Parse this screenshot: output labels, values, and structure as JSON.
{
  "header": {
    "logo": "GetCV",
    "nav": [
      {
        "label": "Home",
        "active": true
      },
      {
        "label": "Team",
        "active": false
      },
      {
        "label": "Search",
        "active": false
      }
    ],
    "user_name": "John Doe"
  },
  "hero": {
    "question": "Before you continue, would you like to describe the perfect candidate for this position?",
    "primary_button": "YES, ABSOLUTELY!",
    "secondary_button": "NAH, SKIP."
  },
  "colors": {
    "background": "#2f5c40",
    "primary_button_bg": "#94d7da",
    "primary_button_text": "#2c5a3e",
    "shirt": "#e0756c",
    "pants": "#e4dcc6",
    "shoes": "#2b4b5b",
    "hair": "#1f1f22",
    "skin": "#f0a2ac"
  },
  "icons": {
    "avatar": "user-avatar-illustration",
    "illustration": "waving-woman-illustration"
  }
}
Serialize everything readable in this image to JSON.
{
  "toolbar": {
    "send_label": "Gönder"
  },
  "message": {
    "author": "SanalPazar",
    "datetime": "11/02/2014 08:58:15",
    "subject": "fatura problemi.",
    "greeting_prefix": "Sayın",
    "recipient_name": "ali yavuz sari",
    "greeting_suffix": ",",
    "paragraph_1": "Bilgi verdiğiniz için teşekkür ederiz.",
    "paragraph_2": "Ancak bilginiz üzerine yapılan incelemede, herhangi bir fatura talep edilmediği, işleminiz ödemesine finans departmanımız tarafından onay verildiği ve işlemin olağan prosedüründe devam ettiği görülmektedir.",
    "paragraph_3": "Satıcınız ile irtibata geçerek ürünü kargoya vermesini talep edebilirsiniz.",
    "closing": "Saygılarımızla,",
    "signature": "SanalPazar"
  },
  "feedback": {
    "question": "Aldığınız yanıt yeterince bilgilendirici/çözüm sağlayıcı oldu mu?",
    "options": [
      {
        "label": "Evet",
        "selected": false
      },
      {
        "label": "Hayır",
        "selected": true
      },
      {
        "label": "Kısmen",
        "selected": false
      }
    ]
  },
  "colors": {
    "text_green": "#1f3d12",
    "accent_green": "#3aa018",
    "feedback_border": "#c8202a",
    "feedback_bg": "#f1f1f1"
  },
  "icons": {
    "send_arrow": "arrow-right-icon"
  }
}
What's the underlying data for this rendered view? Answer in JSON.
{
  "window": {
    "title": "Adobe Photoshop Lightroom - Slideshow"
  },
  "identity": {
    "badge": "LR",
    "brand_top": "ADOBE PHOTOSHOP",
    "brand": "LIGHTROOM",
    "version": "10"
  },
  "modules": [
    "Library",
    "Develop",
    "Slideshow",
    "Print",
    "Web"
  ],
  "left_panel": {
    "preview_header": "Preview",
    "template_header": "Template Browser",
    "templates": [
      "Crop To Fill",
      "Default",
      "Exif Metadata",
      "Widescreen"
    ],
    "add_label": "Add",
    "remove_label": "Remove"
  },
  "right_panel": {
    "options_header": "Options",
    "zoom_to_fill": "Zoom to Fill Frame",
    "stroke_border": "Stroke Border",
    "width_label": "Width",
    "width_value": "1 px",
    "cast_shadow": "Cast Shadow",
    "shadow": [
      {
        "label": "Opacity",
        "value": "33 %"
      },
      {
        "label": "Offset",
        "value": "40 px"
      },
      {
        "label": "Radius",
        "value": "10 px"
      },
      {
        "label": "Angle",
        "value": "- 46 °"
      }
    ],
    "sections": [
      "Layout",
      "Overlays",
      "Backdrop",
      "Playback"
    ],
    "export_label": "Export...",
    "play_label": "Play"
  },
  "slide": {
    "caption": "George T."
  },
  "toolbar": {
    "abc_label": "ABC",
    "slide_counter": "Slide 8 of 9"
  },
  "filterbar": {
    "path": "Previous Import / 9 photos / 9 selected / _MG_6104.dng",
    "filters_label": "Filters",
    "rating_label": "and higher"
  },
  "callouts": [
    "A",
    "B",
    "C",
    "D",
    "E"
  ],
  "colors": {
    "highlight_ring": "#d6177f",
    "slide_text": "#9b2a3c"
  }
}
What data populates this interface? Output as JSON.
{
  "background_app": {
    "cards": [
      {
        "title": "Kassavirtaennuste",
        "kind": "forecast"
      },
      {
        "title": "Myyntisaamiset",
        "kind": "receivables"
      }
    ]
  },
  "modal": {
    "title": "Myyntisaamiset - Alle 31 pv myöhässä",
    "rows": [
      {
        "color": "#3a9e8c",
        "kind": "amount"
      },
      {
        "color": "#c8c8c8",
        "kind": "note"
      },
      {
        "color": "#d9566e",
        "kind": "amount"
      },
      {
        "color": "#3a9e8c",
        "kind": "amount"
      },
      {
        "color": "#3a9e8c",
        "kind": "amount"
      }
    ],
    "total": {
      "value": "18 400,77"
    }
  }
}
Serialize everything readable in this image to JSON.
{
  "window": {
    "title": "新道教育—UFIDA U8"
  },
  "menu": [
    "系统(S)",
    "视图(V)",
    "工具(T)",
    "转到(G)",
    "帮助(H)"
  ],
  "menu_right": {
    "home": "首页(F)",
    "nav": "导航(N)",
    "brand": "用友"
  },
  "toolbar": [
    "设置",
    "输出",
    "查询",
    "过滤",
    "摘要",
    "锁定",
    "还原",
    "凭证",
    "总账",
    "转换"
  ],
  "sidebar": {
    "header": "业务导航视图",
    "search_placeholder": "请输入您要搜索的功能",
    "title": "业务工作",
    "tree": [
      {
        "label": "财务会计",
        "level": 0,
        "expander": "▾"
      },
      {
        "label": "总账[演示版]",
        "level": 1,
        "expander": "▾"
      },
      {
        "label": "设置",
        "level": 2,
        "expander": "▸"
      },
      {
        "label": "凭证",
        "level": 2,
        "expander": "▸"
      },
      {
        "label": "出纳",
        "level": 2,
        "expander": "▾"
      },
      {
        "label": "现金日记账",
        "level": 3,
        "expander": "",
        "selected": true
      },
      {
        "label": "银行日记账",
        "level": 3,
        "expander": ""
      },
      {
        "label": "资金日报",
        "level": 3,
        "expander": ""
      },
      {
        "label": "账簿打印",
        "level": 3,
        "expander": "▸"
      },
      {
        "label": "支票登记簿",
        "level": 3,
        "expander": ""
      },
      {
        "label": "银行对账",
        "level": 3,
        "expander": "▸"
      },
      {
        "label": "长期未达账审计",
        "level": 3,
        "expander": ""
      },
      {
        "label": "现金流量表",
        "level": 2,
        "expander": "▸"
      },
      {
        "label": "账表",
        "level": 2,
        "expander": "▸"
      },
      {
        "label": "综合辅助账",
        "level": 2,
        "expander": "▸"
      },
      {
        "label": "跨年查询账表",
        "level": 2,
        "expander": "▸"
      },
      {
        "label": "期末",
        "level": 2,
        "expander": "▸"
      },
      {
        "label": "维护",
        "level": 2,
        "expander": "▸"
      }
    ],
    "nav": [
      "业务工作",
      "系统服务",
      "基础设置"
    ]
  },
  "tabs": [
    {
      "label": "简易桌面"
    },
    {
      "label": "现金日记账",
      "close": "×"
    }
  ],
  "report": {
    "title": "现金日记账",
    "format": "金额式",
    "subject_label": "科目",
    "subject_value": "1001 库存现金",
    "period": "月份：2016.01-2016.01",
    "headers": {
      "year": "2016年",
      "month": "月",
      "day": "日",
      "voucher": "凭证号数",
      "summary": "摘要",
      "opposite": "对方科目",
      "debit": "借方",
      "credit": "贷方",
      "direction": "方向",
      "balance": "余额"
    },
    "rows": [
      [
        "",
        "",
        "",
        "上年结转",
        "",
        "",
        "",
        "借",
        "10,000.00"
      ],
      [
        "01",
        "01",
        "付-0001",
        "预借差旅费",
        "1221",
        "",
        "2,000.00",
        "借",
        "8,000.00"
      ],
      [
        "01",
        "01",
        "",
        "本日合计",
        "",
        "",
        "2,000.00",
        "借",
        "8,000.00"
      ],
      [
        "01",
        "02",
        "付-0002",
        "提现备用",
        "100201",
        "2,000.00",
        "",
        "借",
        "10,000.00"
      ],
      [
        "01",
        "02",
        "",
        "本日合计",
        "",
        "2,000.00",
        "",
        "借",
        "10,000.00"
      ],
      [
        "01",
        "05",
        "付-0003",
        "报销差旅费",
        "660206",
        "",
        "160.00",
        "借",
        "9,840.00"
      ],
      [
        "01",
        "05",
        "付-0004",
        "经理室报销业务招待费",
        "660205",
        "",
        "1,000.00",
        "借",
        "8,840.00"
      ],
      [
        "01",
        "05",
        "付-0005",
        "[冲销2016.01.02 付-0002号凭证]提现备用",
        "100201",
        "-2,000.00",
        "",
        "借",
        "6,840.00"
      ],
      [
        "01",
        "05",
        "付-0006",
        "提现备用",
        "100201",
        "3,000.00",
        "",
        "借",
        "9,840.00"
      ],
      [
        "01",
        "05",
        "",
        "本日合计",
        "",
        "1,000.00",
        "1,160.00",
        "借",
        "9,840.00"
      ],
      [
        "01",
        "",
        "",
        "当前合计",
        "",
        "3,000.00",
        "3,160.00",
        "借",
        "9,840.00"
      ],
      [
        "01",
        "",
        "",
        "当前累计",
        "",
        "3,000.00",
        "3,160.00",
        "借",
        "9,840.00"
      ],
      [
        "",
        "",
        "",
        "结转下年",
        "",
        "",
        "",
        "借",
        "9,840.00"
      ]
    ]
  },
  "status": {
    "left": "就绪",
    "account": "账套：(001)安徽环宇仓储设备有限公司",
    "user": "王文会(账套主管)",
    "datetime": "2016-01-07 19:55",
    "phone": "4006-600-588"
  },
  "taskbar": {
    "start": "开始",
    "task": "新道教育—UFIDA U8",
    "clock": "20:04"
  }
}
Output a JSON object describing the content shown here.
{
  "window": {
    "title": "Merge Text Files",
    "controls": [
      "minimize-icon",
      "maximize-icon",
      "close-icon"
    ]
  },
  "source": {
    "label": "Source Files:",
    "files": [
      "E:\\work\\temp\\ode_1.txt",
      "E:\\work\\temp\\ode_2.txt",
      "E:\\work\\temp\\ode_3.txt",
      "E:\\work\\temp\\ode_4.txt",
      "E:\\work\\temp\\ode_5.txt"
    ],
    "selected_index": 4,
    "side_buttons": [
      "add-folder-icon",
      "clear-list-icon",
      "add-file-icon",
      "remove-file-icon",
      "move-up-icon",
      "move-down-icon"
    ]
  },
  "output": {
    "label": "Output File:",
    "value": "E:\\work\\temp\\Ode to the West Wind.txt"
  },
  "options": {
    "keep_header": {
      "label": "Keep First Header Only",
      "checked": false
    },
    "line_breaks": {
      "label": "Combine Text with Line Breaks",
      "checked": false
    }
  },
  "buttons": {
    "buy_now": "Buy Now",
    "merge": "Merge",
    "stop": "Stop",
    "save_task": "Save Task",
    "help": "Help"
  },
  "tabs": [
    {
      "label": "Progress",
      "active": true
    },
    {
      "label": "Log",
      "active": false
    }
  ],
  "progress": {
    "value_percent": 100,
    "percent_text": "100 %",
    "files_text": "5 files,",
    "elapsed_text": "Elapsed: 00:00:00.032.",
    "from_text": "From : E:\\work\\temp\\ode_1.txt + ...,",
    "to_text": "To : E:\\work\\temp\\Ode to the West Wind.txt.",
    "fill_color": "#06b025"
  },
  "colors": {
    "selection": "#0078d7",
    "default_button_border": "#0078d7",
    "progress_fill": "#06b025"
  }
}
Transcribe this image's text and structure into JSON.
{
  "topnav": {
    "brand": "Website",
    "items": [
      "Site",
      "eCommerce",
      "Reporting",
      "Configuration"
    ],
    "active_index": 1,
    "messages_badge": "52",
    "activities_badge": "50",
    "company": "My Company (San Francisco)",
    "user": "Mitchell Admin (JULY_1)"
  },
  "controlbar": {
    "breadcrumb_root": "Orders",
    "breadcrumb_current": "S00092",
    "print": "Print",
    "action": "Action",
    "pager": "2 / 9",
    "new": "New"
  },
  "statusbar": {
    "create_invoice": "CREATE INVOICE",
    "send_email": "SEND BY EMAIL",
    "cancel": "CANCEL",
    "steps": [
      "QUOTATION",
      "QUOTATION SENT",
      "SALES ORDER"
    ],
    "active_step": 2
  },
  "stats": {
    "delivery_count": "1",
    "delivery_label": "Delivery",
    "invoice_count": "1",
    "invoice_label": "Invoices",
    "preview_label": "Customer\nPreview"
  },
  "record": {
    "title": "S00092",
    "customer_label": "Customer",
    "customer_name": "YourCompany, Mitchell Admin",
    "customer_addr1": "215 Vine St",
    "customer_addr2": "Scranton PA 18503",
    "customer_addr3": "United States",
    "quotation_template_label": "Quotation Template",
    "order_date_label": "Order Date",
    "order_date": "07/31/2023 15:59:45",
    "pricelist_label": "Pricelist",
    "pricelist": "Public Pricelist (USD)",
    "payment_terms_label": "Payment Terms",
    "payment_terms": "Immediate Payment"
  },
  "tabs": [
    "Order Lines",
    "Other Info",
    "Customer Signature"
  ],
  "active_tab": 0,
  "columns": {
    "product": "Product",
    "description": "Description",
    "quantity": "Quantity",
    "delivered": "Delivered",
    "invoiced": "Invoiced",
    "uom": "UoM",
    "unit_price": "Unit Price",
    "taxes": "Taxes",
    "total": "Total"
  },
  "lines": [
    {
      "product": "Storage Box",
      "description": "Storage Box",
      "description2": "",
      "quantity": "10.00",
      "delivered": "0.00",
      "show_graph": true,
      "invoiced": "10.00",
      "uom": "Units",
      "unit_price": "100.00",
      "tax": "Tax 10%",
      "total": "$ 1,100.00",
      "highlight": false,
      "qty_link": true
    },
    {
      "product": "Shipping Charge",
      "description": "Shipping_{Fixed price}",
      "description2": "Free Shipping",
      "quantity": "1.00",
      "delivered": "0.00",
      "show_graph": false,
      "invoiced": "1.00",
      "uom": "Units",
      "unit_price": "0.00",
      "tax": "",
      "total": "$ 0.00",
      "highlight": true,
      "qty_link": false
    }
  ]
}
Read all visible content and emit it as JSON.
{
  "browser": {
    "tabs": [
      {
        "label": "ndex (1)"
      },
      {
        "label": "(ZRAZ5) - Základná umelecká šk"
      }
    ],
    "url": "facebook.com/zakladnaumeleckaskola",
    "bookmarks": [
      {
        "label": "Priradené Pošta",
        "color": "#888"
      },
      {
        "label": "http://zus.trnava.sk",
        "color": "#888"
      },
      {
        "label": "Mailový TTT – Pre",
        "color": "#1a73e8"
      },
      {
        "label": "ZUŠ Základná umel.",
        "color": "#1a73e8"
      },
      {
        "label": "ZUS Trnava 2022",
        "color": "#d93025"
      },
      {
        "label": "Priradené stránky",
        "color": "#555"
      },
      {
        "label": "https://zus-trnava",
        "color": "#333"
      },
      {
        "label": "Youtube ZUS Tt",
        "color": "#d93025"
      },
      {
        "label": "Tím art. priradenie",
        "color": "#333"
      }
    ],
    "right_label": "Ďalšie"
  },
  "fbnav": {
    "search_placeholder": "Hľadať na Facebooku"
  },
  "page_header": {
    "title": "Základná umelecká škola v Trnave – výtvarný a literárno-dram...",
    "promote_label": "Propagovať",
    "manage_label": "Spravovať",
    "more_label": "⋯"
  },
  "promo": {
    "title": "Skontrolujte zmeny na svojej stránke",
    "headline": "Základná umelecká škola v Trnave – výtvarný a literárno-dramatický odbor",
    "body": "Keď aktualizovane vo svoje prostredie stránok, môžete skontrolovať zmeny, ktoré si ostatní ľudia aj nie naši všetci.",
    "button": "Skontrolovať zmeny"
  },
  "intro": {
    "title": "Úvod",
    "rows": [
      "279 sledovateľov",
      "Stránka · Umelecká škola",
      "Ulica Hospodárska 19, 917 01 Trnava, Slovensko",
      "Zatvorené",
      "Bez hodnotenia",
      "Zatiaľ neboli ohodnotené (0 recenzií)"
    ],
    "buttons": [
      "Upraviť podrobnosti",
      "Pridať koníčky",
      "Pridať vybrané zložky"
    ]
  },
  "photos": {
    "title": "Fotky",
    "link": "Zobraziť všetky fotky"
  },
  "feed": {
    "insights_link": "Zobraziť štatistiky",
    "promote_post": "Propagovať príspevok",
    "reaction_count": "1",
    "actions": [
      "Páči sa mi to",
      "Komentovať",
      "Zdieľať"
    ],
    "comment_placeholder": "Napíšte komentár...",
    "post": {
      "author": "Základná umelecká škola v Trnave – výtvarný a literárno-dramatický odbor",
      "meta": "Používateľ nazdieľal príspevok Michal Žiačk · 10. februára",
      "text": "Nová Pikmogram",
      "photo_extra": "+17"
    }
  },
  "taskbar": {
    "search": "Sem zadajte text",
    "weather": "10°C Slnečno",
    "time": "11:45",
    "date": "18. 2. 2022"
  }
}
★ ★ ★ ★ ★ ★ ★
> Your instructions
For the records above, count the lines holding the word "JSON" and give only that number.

> Exercise output
8